» **What to produce**:
For each line of the data below that holds "detail", copy the line.

#### Extracted records

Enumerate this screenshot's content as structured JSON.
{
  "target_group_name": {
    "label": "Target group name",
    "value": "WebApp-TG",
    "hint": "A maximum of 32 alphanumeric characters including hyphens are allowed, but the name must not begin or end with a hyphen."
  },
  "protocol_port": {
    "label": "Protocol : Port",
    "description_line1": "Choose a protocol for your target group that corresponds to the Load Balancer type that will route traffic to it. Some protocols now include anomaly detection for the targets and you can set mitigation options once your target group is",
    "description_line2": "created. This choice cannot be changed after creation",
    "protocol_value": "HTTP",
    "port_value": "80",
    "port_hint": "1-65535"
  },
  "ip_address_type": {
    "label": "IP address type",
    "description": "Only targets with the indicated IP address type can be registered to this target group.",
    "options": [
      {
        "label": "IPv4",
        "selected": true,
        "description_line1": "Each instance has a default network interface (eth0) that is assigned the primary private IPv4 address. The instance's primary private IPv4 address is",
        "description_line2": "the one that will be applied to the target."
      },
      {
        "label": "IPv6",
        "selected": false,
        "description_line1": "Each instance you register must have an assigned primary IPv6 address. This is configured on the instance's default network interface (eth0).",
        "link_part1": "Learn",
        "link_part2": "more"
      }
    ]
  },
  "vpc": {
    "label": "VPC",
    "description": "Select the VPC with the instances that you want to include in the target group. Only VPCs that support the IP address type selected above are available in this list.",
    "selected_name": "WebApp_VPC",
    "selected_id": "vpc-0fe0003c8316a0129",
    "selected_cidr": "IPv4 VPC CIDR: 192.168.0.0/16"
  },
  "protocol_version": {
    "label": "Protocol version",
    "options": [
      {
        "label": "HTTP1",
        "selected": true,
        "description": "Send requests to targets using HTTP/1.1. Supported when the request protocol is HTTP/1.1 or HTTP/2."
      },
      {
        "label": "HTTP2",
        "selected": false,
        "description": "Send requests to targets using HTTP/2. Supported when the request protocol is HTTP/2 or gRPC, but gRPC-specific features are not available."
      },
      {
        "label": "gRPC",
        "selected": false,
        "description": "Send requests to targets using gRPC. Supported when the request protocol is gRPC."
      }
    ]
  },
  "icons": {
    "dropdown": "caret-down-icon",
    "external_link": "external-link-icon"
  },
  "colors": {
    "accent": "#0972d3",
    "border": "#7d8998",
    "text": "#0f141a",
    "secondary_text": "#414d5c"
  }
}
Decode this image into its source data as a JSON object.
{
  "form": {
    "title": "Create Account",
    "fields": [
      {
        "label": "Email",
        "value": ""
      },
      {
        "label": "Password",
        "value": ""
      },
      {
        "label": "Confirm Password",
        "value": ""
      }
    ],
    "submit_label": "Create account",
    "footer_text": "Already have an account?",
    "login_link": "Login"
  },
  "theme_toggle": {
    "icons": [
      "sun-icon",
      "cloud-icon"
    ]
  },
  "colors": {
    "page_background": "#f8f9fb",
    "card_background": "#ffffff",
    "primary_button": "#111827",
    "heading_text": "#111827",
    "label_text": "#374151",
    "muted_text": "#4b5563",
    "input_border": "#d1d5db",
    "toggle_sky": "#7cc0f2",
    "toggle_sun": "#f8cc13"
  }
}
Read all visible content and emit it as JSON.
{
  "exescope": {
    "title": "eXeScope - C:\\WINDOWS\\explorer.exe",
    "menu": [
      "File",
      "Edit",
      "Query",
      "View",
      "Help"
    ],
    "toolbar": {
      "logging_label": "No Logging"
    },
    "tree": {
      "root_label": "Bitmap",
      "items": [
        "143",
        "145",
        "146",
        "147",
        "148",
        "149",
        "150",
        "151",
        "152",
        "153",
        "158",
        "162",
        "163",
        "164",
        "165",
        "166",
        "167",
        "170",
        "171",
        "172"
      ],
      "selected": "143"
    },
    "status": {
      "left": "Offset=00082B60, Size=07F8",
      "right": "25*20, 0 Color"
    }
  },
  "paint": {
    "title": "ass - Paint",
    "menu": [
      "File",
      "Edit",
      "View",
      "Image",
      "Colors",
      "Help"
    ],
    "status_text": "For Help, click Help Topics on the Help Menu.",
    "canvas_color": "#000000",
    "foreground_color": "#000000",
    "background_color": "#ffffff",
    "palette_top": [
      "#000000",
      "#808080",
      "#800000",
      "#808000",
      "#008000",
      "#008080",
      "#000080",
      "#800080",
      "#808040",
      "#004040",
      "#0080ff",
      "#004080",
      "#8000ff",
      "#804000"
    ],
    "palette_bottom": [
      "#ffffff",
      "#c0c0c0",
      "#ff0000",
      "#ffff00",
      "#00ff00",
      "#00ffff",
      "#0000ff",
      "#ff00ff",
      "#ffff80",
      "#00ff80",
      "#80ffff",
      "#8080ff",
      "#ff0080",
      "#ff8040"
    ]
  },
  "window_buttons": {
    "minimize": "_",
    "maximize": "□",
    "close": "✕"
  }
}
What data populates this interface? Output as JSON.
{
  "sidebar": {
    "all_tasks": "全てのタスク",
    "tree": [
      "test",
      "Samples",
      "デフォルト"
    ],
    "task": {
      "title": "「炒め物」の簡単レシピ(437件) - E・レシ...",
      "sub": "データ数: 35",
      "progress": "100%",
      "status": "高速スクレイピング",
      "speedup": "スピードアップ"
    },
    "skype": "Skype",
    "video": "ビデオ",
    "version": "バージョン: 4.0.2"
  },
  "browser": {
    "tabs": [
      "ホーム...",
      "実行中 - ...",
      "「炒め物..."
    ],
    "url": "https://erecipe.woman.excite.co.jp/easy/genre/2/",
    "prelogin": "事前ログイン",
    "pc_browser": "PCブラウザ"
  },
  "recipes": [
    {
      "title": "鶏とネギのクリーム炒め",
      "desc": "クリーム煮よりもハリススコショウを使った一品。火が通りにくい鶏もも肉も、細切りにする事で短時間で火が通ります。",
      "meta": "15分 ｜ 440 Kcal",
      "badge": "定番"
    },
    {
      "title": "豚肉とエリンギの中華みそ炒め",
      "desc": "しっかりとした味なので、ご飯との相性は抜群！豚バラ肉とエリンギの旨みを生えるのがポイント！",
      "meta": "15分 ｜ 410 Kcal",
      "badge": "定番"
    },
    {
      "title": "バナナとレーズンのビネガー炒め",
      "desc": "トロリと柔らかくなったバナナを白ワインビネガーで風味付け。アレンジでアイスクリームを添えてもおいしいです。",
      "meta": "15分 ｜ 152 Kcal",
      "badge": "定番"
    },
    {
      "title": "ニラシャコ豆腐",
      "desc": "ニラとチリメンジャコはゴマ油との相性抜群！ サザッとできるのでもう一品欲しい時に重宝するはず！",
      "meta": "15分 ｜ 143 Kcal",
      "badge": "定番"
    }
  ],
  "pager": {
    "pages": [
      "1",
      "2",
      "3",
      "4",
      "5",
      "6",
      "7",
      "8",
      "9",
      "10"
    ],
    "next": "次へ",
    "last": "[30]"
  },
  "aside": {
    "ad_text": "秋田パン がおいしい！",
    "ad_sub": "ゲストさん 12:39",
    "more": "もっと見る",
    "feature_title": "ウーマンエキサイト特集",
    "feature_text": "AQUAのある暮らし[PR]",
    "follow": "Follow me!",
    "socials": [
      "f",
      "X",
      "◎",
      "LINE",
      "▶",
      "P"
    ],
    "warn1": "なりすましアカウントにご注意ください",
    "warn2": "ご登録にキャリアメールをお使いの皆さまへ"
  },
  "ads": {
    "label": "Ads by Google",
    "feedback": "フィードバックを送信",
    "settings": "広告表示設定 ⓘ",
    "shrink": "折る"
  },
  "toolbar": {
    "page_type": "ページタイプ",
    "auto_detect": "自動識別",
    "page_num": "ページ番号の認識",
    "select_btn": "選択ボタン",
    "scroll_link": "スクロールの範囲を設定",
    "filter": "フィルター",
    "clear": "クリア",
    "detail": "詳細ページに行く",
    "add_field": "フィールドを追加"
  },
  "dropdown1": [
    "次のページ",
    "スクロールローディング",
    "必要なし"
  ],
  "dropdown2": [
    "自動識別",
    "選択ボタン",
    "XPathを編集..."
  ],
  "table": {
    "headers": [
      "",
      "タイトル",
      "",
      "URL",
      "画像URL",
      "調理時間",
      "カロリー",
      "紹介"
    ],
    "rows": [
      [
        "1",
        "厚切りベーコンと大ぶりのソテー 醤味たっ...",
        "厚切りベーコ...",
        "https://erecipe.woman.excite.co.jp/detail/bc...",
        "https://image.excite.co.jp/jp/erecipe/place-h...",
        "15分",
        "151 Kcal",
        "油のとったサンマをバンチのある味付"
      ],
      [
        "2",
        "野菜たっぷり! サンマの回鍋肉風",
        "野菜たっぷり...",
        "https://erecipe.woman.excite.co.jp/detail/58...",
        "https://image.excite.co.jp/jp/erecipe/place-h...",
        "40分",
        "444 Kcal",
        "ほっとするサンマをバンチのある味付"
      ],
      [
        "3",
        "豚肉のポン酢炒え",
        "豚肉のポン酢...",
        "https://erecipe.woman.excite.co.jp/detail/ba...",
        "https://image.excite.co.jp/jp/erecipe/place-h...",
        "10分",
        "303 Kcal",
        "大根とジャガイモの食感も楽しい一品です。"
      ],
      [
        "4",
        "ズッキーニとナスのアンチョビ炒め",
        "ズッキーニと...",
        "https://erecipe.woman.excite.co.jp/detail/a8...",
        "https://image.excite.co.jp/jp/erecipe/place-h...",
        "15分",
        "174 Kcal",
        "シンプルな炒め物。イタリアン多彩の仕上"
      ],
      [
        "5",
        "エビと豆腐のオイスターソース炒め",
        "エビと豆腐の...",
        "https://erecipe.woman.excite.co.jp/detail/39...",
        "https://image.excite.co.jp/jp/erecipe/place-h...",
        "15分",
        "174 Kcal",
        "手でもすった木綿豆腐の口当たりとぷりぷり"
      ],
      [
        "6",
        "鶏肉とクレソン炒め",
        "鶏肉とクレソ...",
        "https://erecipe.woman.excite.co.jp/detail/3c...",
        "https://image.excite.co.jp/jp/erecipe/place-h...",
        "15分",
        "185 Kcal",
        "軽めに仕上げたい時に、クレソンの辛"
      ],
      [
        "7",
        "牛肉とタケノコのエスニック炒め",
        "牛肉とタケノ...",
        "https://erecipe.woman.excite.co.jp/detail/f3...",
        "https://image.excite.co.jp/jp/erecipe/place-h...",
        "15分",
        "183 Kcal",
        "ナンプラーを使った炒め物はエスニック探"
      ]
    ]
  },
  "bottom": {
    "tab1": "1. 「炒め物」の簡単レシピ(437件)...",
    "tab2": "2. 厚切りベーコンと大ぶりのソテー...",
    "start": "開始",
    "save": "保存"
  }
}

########

» **Result**:
    "detail": "詳細ページに行く",
        "https://erecipe.woman.excite.co.jp/detail/bc...",
        "https://erecipe.woman.excite.co.jp/detail/58...",
        "https://erecipe.woman.excite.co.jp/detail/ba...",
        "https://erecipe.woman.excite.co.jp/detail/a8...",
        "https://erecipe.woman.excite.co.jp/detail/39...",
        "https://erecipe.woman.excite.co.jp/detail/3c...",
        "https://erecipe.woman.excite.co.jp/detail/f3...",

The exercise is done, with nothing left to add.